### DATA UNDER STUDY:
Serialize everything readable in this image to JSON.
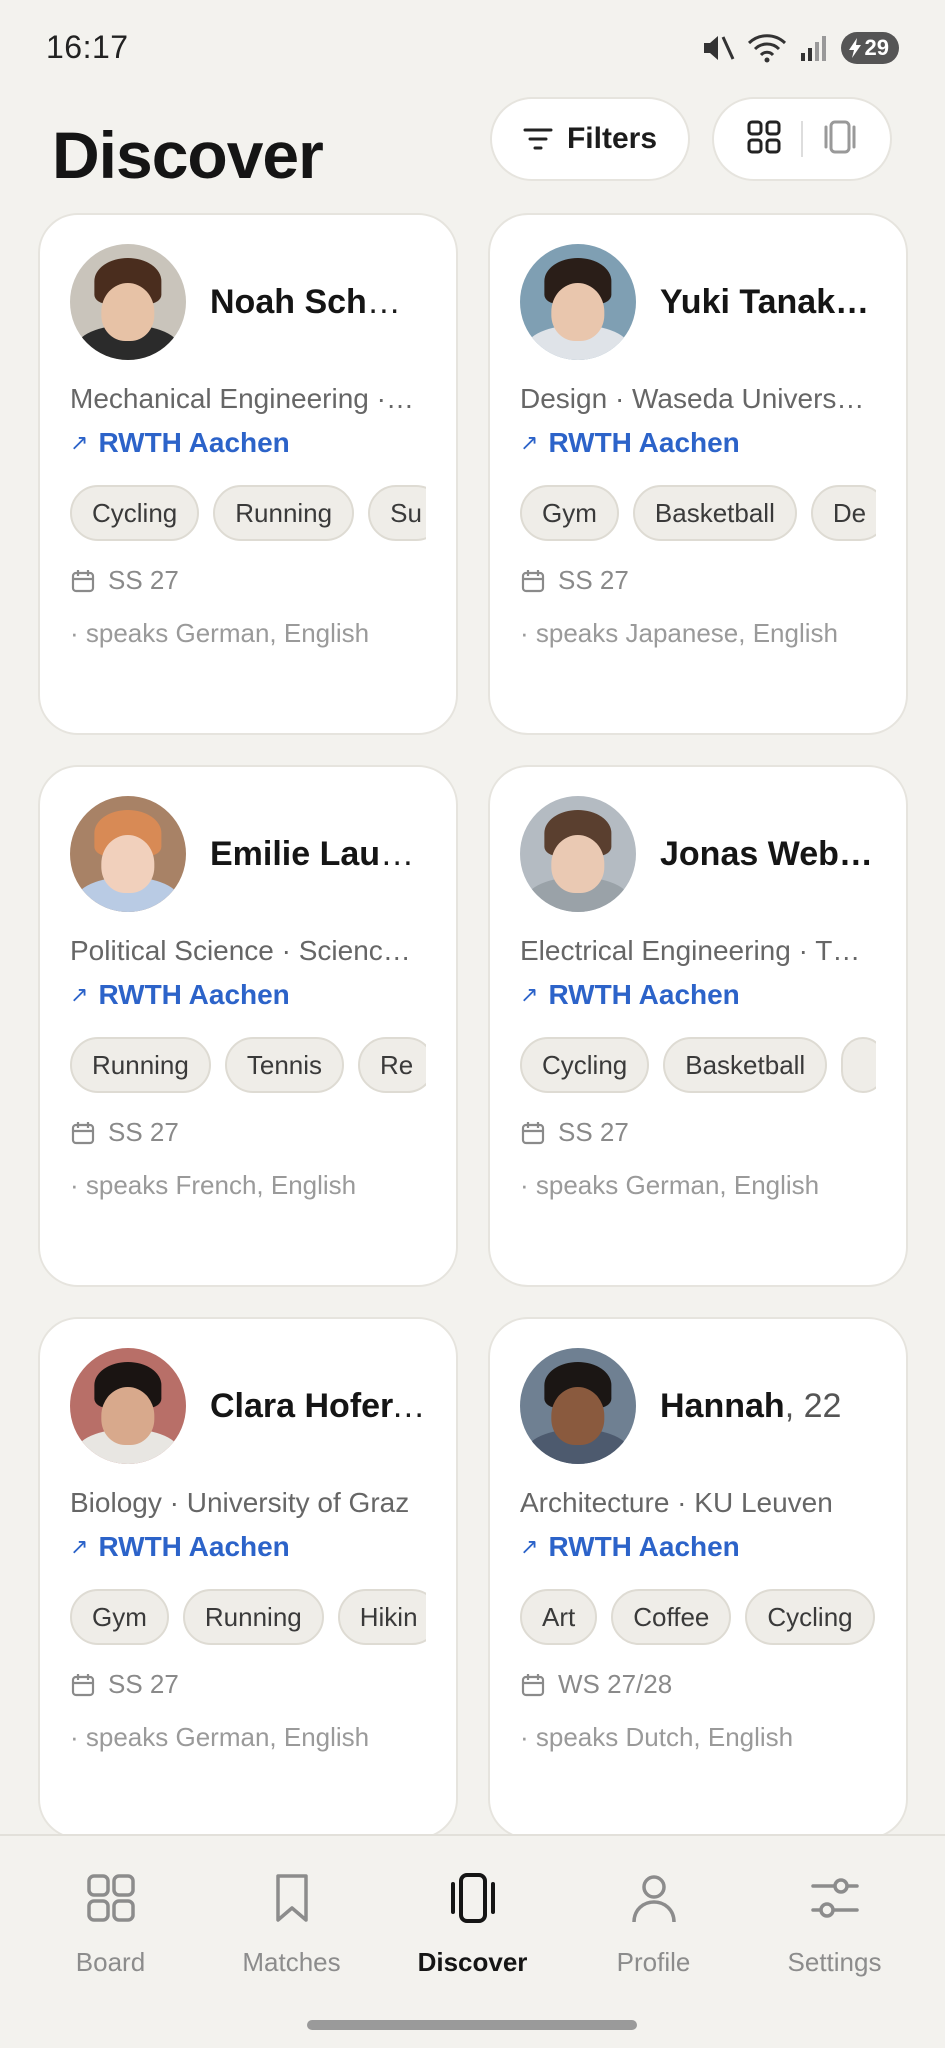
{
  "status_bar": {
    "time": "16:17",
    "battery": "29"
  },
  "header": {
    "title": "Discover",
    "filters_label": "Filters"
  },
  "profiles": [
    {
      "name": "Noah Schm…",
      "age": "",
      "subtitle": "Mechanical Engineering ·…",
      "university": "RWTH Aachen",
      "tags": [
        "Cycling",
        "Running",
        "Su"
      ],
      "semester": "SS 27",
      "languages": "· speaks German, English",
      "avatar_bg": "#c9c4bb",
      "skin": "#e7c2a6",
      "hair": "#4a2d1e",
      "shirt": "#2b2b2b"
    },
    {
      "name": "Yuki Tanak…",
      "age": "",
      "subtitle": "Design · Waseda Univers…",
      "university": "RWTH Aachen",
      "tags": [
        "Gym",
        "Basketball",
        "De"
      ],
      "semester": "SS 27",
      "languages": "· speaks Japanese, English",
      "avatar_bg": "#7f9fb3",
      "skin": "#e9c6ad",
      "hair": "#2a1e18",
      "shirt": "#dfe3e8"
    },
    {
      "name": "Emilie Laur…",
      "age": "",
      "subtitle": "Political Science · Scienc…",
      "university": "RWTH Aachen",
      "tags": [
        "Running",
        "Tennis",
        "Re"
      ],
      "semester": "SS 27",
      "languages": "· speaks French, English",
      "avatar_bg": "#a88266",
      "skin": "#f1d0bc",
      "hair": "#d88a55",
      "shirt": "#b9cbe4"
    },
    {
      "name": "Jonas Web…",
      "age": "",
      "subtitle": "Electrical Engineering · T…",
      "university": "RWTH Aachen",
      "tags": [
        "Cycling",
        "Basketball",
        ""
      ],
      "semester": "SS 27",
      "languages": "· speaks German, English",
      "avatar_bg": "#b4bbc2",
      "skin": "#eac9b3",
      "hair": "#5a3f2f",
      "shirt": "#9aa2a8"
    },
    {
      "name": "Clara Hofer,…",
      "age": "",
      "subtitle": "Biology · University of Graz",
      "university": "RWTH Aachen",
      "tags": [
        "Gym",
        "Running",
        "Hikin"
      ],
      "semester": "SS 27",
      "languages": "· speaks German, English",
      "avatar_bg": "#b86f68",
      "skin": "#d8a98c",
      "hair": "#1a1412",
      "shirt": "#e8e6e2"
    },
    {
      "name": "Hannah",
      "age": ", 22",
      "subtitle": "Architecture · KU Leuven",
      "university": "RWTH Aachen",
      "tags": [
        "Art",
        "Coffee",
        "Cycling"
      ],
      "semester": "WS 27/28",
      "languages": "· speaks Dutch, English",
      "avatar_bg": "#6f8092",
      "skin": "#8a5a3e",
      "hair": "#1b1614",
      "shirt": "#4d5a6e"
    }
  ],
  "nav": [
    {
      "label": "Board",
      "icon": "grid-icon",
      "active": false
    },
    {
      "label": "Matches",
      "icon": "bookmark-icon",
      "active": false
    },
    {
      "label": "Discover",
      "icon": "card-icon",
      "active": true
    },
    {
      "label": "Profile",
      "icon": "person-icon",
      "active": false
    },
    {
      "label": "Settings",
      "icon": "sliders-icon",
      "active": false
    }
  ],
  "colors": {
    "accent_link": "#2c63c9",
    "background": "#f3f2ee",
    "card": "#ffffff"
  }
}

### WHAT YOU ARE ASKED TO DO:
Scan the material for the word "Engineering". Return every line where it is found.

### OUTPUT OF THE TASK:
      "subtitle": "Mechanical Engineering ·…",
      "subtitle": "Electrical Engineering · T…",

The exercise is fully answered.